# EXERCISE REQUIREMENTS
Read the records and gather each line that includes "JSON".

TASK INPUTS Block Start

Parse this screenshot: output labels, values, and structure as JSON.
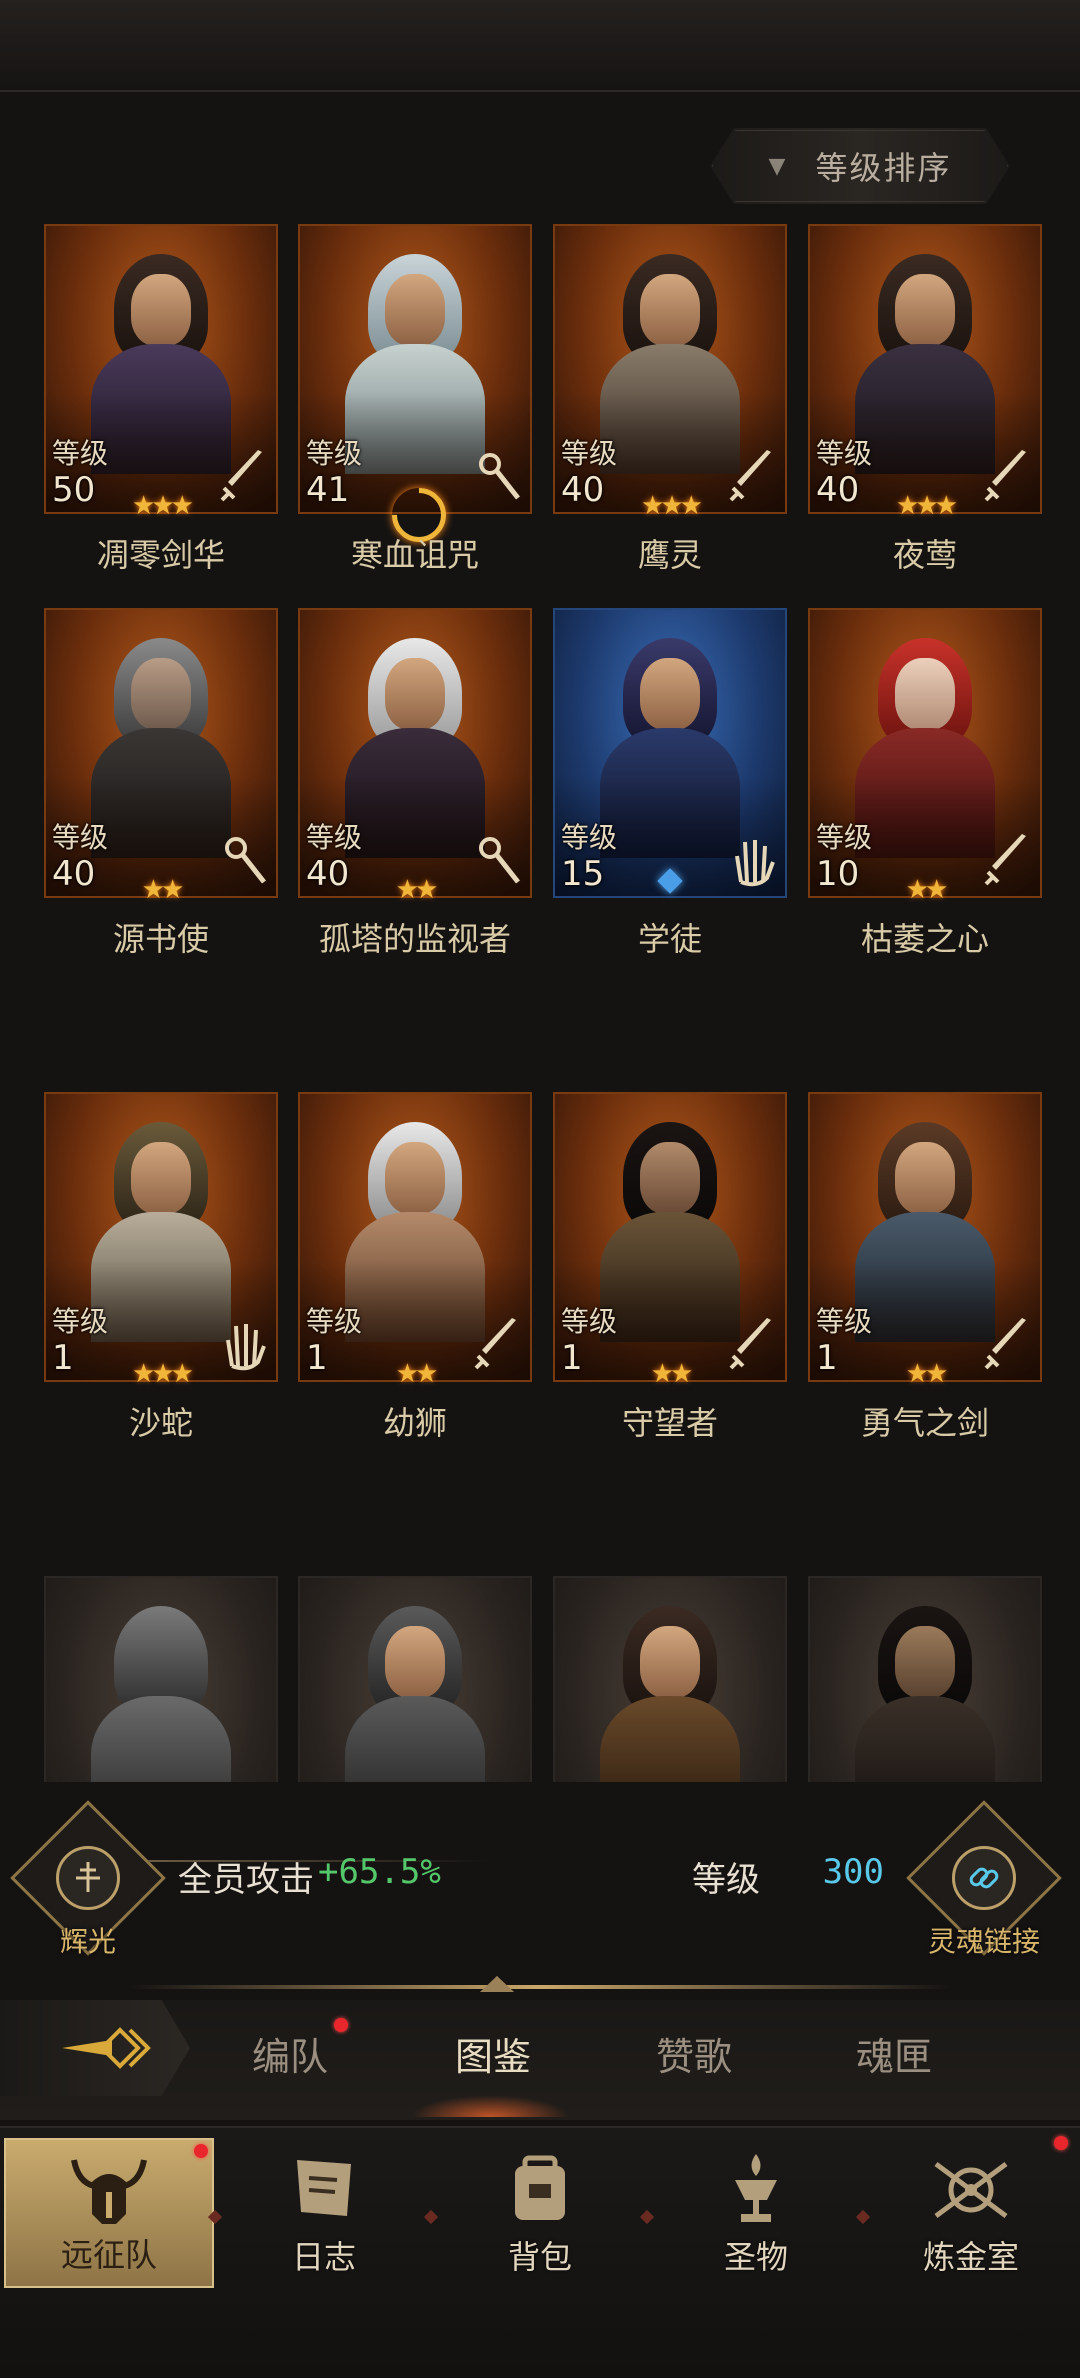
{
  "sort": {
    "label": "等级排序",
    "arrow_icon": "triangle-down-icon"
  },
  "heroes": [
    {
      "name": "凋零剑华",
      "level_label": "等级",
      "level": "50",
      "stars": "★★★",
      "weapon": "sword-icon",
      "rank_type": "stars",
      "frame": "orange"
    },
    {
      "name": "寒血诅咒",
      "level_label": "等级",
      "level": "41",
      "stars": "",
      "weapon": "staff-icon",
      "rank_type": "moon",
      "frame": "orange"
    },
    {
      "name": "鹰灵",
      "level_label": "等级",
      "level": "40",
      "stars": "★★★",
      "weapon": "sword-icon",
      "rank_type": "stars",
      "frame": "orange"
    },
    {
      "name": "夜莺",
      "level_label": "等级",
      "level": "40",
      "stars": "★★★",
      "weapon": "sword-icon",
      "rank_type": "stars",
      "frame": "orange"
    },
    {
      "name": "源书使",
      "level_label": "等级",
      "level": "40",
      "stars": "★★",
      "weapon": "staff-icon",
      "rank_type": "stars",
      "frame": "orange"
    },
    {
      "name": "孤塔的监视者",
      "level_label": "等级",
      "level": "40",
      "stars": "★★",
      "weapon": "staff-icon",
      "rank_type": "stars",
      "frame": "orange"
    },
    {
      "name": "学徒",
      "level_label": "等级",
      "level": "15",
      "stars": "",
      "weapon": "hand-icon",
      "rank_type": "diamond",
      "frame": "blue"
    },
    {
      "name": "枯萎之心",
      "level_label": "等级",
      "level": "10",
      "stars": "★★",
      "weapon": "sword-icon",
      "rank_type": "stars",
      "frame": "orange"
    },
    {
      "name": "沙蛇",
      "level_label": "等级",
      "level": "1",
      "stars": "★★★",
      "weapon": "hand-icon",
      "rank_type": "stars",
      "frame": "orange"
    },
    {
      "name": "幼狮",
      "level_label": "等级",
      "level": "1",
      "stars": "★★",
      "weapon": "sword-icon",
      "rank_type": "stars",
      "frame": "orange"
    },
    {
      "name": "守望者",
      "level_label": "等级",
      "level": "1",
      "stars": "★★",
      "weapon": "sword-icon",
      "rank_type": "stars",
      "frame": "orange"
    },
    {
      "name": "勇气之剑",
      "level_label": "等级",
      "level": "1",
      "stars": "★★",
      "weapon": "sword-icon",
      "rank_type": "stars",
      "frame": "orange"
    }
  ],
  "partial_heroes": [
    {
      "portrait": "armored-knight-portrait"
    },
    {
      "portrait": "helmeted-soldier-portrait"
    },
    {
      "portrait": "dark-haired-woman-portrait"
    },
    {
      "portrait": "bearded-warrior-portrait"
    }
  ],
  "bonus": {
    "left_emblem_label": "辉光",
    "attack_label": "全员攻击",
    "attack_value": "+65.5%",
    "level_label": "等级",
    "level_value": "300",
    "right_emblem_label": "灵魂链接"
  },
  "subtabs": [
    {
      "label": "编队",
      "badge": true,
      "active": false
    },
    {
      "label": "图鉴",
      "badge": false,
      "active": true
    },
    {
      "label": "赞歌",
      "badge": false,
      "active": false
    },
    {
      "label": "魂匣",
      "badge": false,
      "active": false
    }
  ],
  "bottom_nav": [
    {
      "label": "远征队",
      "icon": "horned-helmet-icon",
      "active": true,
      "badge": true
    },
    {
      "label": "日志",
      "icon": "scroll-icon",
      "active": false,
      "badge": false
    },
    {
      "label": "背包",
      "icon": "bag-icon",
      "active": false,
      "badge": false
    },
    {
      "label": "圣物",
      "icon": "chalice-icon",
      "active": false,
      "badge": false
    },
    {
      "label": "炼金室",
      "icon": "alchemy-icon",
      "active": false,
      "badge": true
    }
  ],
  "colors": {
    "accent_gold": "#d7b56b",
    "bonus_green": "#54c76a",
    "level_cyan": "#58c9e8",
    "badge_red": "#e8262b"
  }
}
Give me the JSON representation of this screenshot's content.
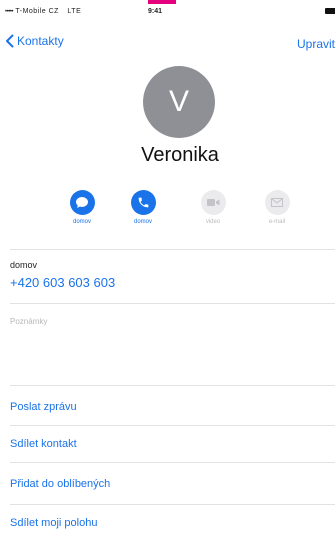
{
  "status_bar": {
    "signal_dots": "•••••",
    "carrier": "T-Mobile CZ",
    "network": "LTE",
    "time": "9:41"
  },
  "nav": {
    "back_label": "Kontakty",
    "edit_label": "Upravit"
  },
  "contact": {
    "initial": "V",
    "name": "Veronika"
  },
  "actions": [
    {
      "label": "domov",
      "icon": "message-icon",
      "enabled": true
    },
    {
      "label": "domov",
      "icon": "phone-icon",
      "enabled": true
    },
    {
      "label": "video",
      "icon": "video-icon",
      "enabled": false
    },
    {
      "label": "e-mail",
      "icon": "mail-icon",
      "enabled": false
    }
  ],
  "phone_field": {
    "label": "domov",
    "number": "+420 603 603 603"
  },
  "notes": {
    "placeholder": "Poznámky"
  },
  "links": {
    "send_message": "Poslat zprávu",
    "share_contact": "Sdílet kontakt",
    "add_favorites": "Přidat do oblíbených",
    "share_location": "Sdílet moji polohu"
  },
  "colors": {
    "accent": "#1a73e8",
    "avatar": "#8e9096",
    "brand_tab": "#e5007e"
  }
}
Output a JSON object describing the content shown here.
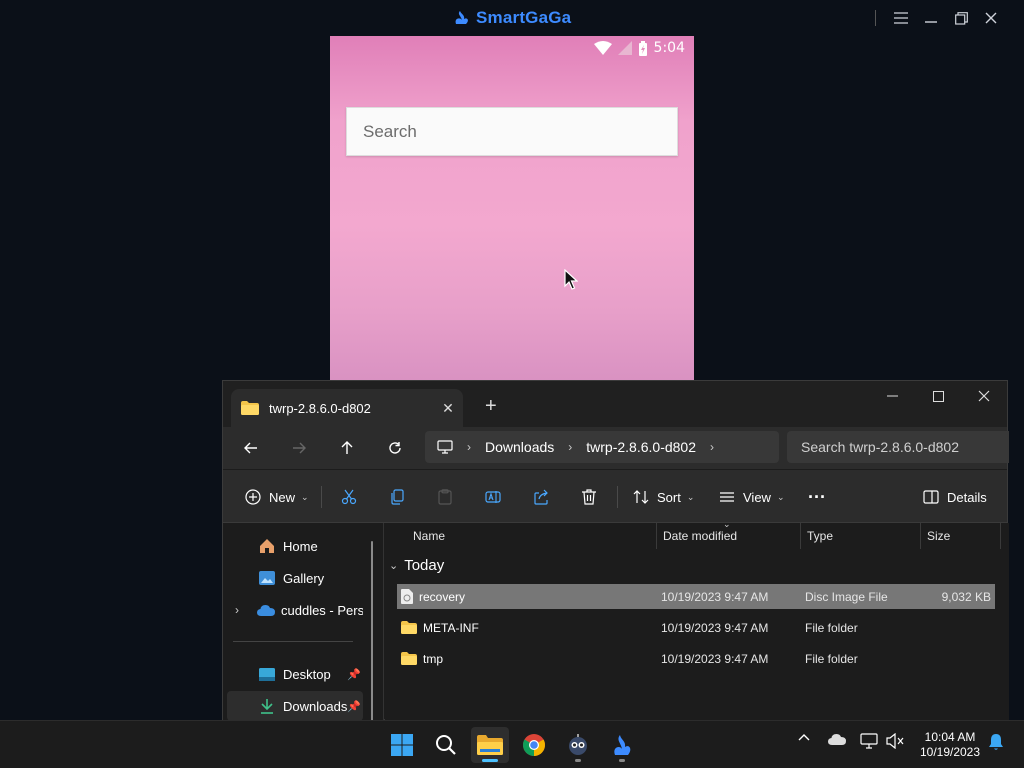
{
  "emulator": {
    "brand": "SmartGaGa",
    "controls": [
      "menu-icon",
      "minimize-icon",
      "restore-icon",
      "close-icon"
    ]
  },
  "phone": {
    "status_time": "5:04",
    "search_placeholder": "Search",
    "colors": {
      "gradient_top": "#e07fb8",
      "gradient_mid": "#f3a8cf"
    }
  },
  "explorer": {
    "tab_title": "twrp-2.8.6.0-d802",
    "breadcrumb": [
      "Downloads",
      "twrp-2.8.6.0-d802"
    ],
    "search_placeholder": "Search twrp-2.8.6.0-d802",
    "toolbar": {
      "new_label": "New",
      "sort_label": "Sort",
      "view_label": "View",
      "details_label": "Details"
    },
    "sidebar": [
      {
        "label": "Home",
        "icon": "home-icon"
      },
      {
        "label": "Gallery",
        "icon": "gallery-icon"
      },
      {
        "label": "cuddles - Persor",
        "icon": "onedrive-icon"
      },
      {
        "label": "Desktop",
        "icon": "desktop-icon"
      },
      {
        "label": "Downloads",
        "icon": "downloads-icon"
      }
    ],
    "columns": [
      "Name",
      "Date modified",
      "Type",
      "Size"
    ],
    "group_label": "Today",
    "files": [
      {
        "name": "recovery",
        "date": "10/19/2023 9:47 AM",
        "type": "Disc Image File",
        "size": "9,032 KB",
        "icon": "disc-image-icon"
      },
      {
        "name": "META-INF",
        "date": "10/19/2023 9:47 AM",
        "type": "File folder",
        "size": "",
        "icon": "folder-icon"
      },
      {
        "name": "tmp",
        "date": "10/19/2023 9:47 AM",
        "type": "File folder",
        "size": "",
        "icon": "folder-icon"
      }
    ]
  },
  "taskbar": {
    "apps": [
      "windows-start-icon",
      "search-icon",
      "file-explorer-icon",
      "chrome-icon",
      "robot-app-icon",
      "smartgaga-icon"
    ],
    "time": "10:04 AM",
    "date": "10/19/2023"
  }
}
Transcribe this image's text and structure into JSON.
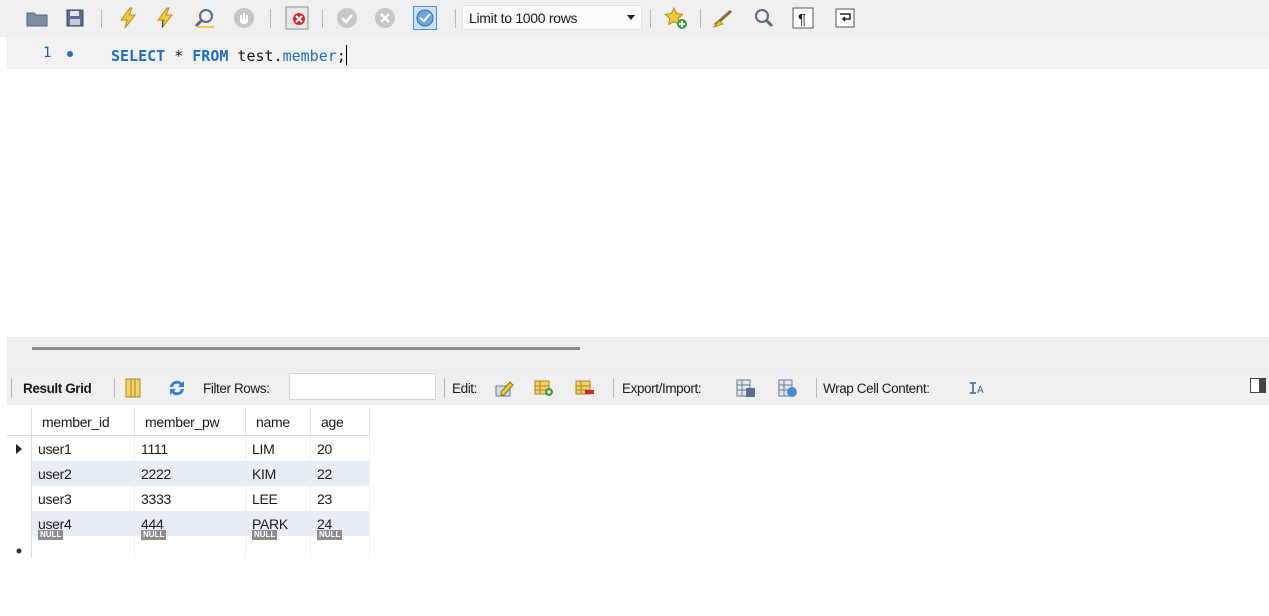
{
  "toolbar": {
    "icons": [
      "open-folder-icon",
      "save-icon",
      "execute-icon",
      "execute-current-icon",
      "explain-icon",
      "stop-icon",
      "toggle-error-icon",
      "commit-icon",
      "rollback-icon",
      "autocommit-icon",
      "add-snippet-icon",
      "beautify-icon",
      "find-icon",
      "invisible-chars-icon",
      "word-wrap-icon"
    ],
    "limit_label": "Limit to 1000 rows"
  },
  "editor": {
    "line_number": "1",
    "code": {
      "select": "SELECT",
      "star": " * ",
      "from": "FROM",
      "schema": " test.",
      "table": "member",
      "semicolon": ";"
    }
  },
  "results": {
    "result_grid_label": "Result Grid",
    "filter_label": "Filter Rows:",
    "filter_value": "",
    "edit_label": "Edit:",
    "export_label": "Export/Import:",
    "wrap_label": "Wrap Cell Content:",
    "columns": [
      "member_id",
      "member_pw",
      "name",
      "age"
    ],
    "rows": [
      [
        "user1",
        "1111",
        "LIM",
        "20"
      ],
      [
        "user2",
        "2222",
        "KIM",
        "22"
      ],
      [
        "user3",
        "3333",
        "LEE",
        "23"
      ],
      [
        "user4",
        "444",
        "PARK",
        "24"
      ]
    ],
    "null_label": "NULL"
  },
  "colors": {
    "keyword": "#1c6fbf",
    "row_alt": "#e8eef8",
    "toolbar_bg": "#f0f0f0"
  }
}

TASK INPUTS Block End

# RESPONSE FOR THIS EXERCISE
Parse this screenshot: output labels, values, and structure as JSON.
Give me the JSON representation of this screenshot's content.
Output a JSON object describing the content shown here.
Transcribe this image's text and structure into JSON.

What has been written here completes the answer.